  • The wind – if you are having problems steering your kayak because of the wind, turn back and try again when the wind dies down.

What Do You Do If Your Boat Flips Over?

As you learn to kayak, this is bound to happen at some point and you will need to know what to do. If this happens, try leaning your upper body slightly forward towards the water and make sure that you do not fall completely backwards since the boat can trap you underwater if it is upside down.

Swim for shore as soon as possible– there should be no hesitation because kayaks are designed to float on top of water which means there is a chance you will not drown even if the kayak has completely submerged underwater.

Kayaks can be damaged but they won’t sink, so make sure to paddle towards shore with your arms and keep your feet up near the surface of the water in case there are any rocks or plants beneath the water’s surface that could puncture a hole through your boat. Once the kayak has been secured back at shore, check for damage and repair as needed.

Most importantly- always wear a life jacket. If anything goes wrong, locate it quickly and put it on before attempting to swim back safely onto land since this is one piece of equipment should never be left behind while kayaking. With all that you have learned about staying safe, now it is time to venture out into the waters and enjoy kayaking.

Importance of Kayaking

You may be wondering what you would stand to gain from kayaking when you are just starting out. Here are some benefits of this sport:

  1. Kayaking is good for cardio since it requires a lot of movement to paddle across water and your heart rate will rise after about 30 minutes of continuous paddling.
  1. Kayaking is like rowing but on top of water, which means that both muscle groups are activated while doing this sport, therefore increasing the chances of losing weight through having more lean muscle mass overall, once you start trying to lose some excess fat in addition to your increased metabolism from burning calories day-to-day while keeping active like this.
  1. It is a great way to spend time with friends and family since there are no limitations as to how many people can join in on kayaking provided everyone has their own kayak or enough space within one boat where everyone can sit and fit comfortably.
  1. Kayaking while being near water offers a lot of potential for scenery, therefore increasing the chances you will see something new every time you go out on kayaking adventures while spotting wildlife that would not be seen anywhere else other than places where wild animals are known to hang around at. This makes it great for sightseeing in general.

Where to Go Kayaking As a Beginner

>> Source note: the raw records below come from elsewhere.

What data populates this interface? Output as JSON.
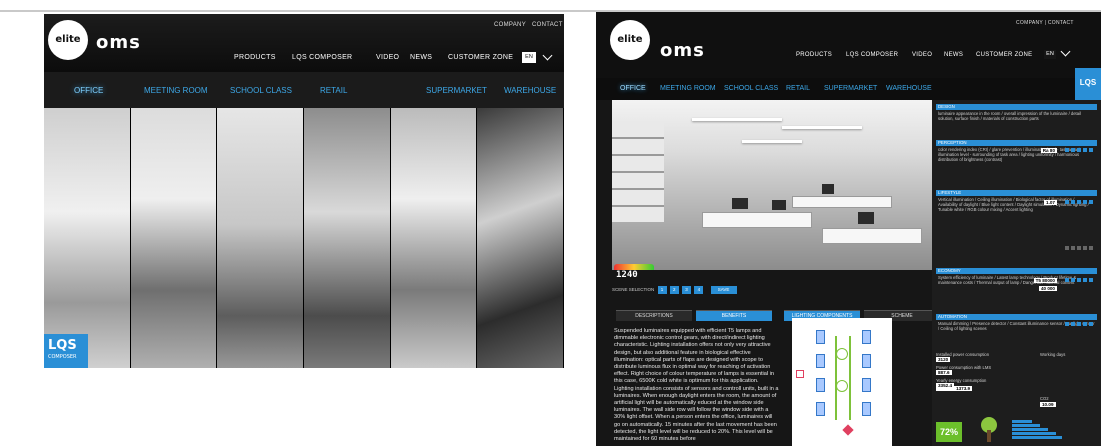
{
  "left": {
    "logo_text": "elite",
    "brand": "oms",
    "top_links": [
      "COMPANY",
      "CONTACT"
    ],
    "nav": [
      "PRODUCTS",
      "LQS COMPOSER",
      "VIDEO",
      "NEWS",
      "CUSTOMER ZONE"
    ],
    "lang": "EN",
    "tabs": [
      "OFFICE",
      "MEETING ROOM",
      "SCHOOL CLASS",
      "RETAIL",
      "SUPERMARKET",
      "WAREHOUSE"
    ],
    "badge": "LQS",
    "badge_sub": "COMPOSER"
  },
  "right": {
    "logo_text": "elite",
    "brand": "oms",
    "top_links": "COMPANY | CONTACT",
    "nav": [
      "PRODUCTS",
      "LQS COMPOSER",
      "VIDEO",
      "NEWS",
      "CUSTOMER ZONE"
    ],
    "lang": "EN",
    "tabs": [
      "OFFICE",
      "MEETING ROOM",
      "SCHOOL CLASS",
      "RETAIL",
      "SUPERMARKET",
      "WAREHOUSE"
    ],
    "badge": "LQS",
    "counter": "1240",
    "scene_label": "SCENE SELECTION",
    "scene_numbers": [
      "1",
      "2",
      "3",
      "4"
    ],
    "scene_save": "SAVE",
    "buttons": [
      "DESCRIPTIONS",
      "BENEFITS",
      "LIGHTING COMPONENTS",
      "SCHEME"
    ],
    "description": "Suspended luminaires equipped with efficient T5 lamps and dimmable electronic control gears, with direct/indirect lighting characteristic. Lighting installation offers not only very attractive design, but also additional feature in biological effective illumination: optical parts of flaps are designed with scope to distribute luminous flux in optimal way for reaching of activation effect. Right choice of colour temperature of lamps is essential in this case, 6500K cold white is optimum for this application. Lighting installation consists of sensors and controll units, built in a luminaires. When enough daylight enters the room, the amount of artificial light will be automatically educed at the window side luminaires. The wall side row will follow the window side with a 30% light offset. When a person enters the office, luminaires will go on automatically. 15 minutes after the last movement has been detected, the light level will be reduced to 20%. This level will be maintained for 60 minutes before",
    "panel": {
      "design_title": "DESIGN",
      "design_text": "luminaire appearance in the room / overall impression of the luminaire / detail solution, surface finish / materials of construction parts",
      "perception_title": "PERCEPTION",
      "perception_text": "color rendering index (CRI) / glare prevention / illumination level - task area / illumination level - surrounding of task area / lighting uniformity / harmonious distribution of brightness (contrast)",
      "perception_value": "Ra 80",
      "lifestyle_title": "LIFESTYLE",
      "lifestyle_text": "Vertical illumination / Ceiling illumination / Biological factor of illumination / Availability of daylight / Blue light content / Daylight simulation / Dynamic lighting / Tunable white / RGB colour mixing / Accent lighting",
      "lifestyle_value": "1.07",
      "economy_title": "ECONOMY",
      "economy_text": "System efficiency of luminaire / Latest lamp technology / Product lifetime & maintenance costs / Thermal output of lamp / Dangerous material content",
      "economy_values": [
        "T5 80000",
        "40 000"
      ],
      "automation_title": "AUTOMATION",
      "automation_text": "Manual dimming / Presence detector / Constant illuminance sensor / Daylight sensor / Ceiling of lighting scenes",
      "energy_labels": [
        "Installed power consumption",
        "Power consumption with LMS",
        "Yearly energy consumption",
        "CO2"
      ],
      "energy_values": [
        "3120",
        "887.6",
        "3352.4",
        "1373.9",
        "10.09"
      ],
      "working_days": "Working days",
      "percent": "72%"
    }
  }
}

For a beginner, there are ideal places to go kayaking for your own safety. Some of them are listed below:

  • Lakes where there is less traffic from other vessels, that could otherwise pose a potential hazard while out on the water.
  • Rivers with little current so that it is easy to navigate without needing lots of experience.
  • Places near public docks or piers where you can easily get on and off your kayak at any time for breaks whenever needed.
  • Sheltered areas with calm waters where it is easier to stay steady, while paddling across the surface without the risk of tipping over.

Conclusion

Kayaking might seem a bit complicated at first but it is not that difficult to get used to after you have gotten the hang of proper paddling and balance which will help get you started. In order to get better, practice makes perfect so try going out whenever possible either on your own or with friends who have experience kayaking already to provide some form of safety if things don’t go as planned.

As a beginner, it’s best to keep things simple and start out with an inflatable kayak before moving on to non-inflatables which makes them easier for learning how to paddle and control the kayak overall. Kayaking is not that hard after all, you just need to be consistent and you will soon be a pro in matters kayaking.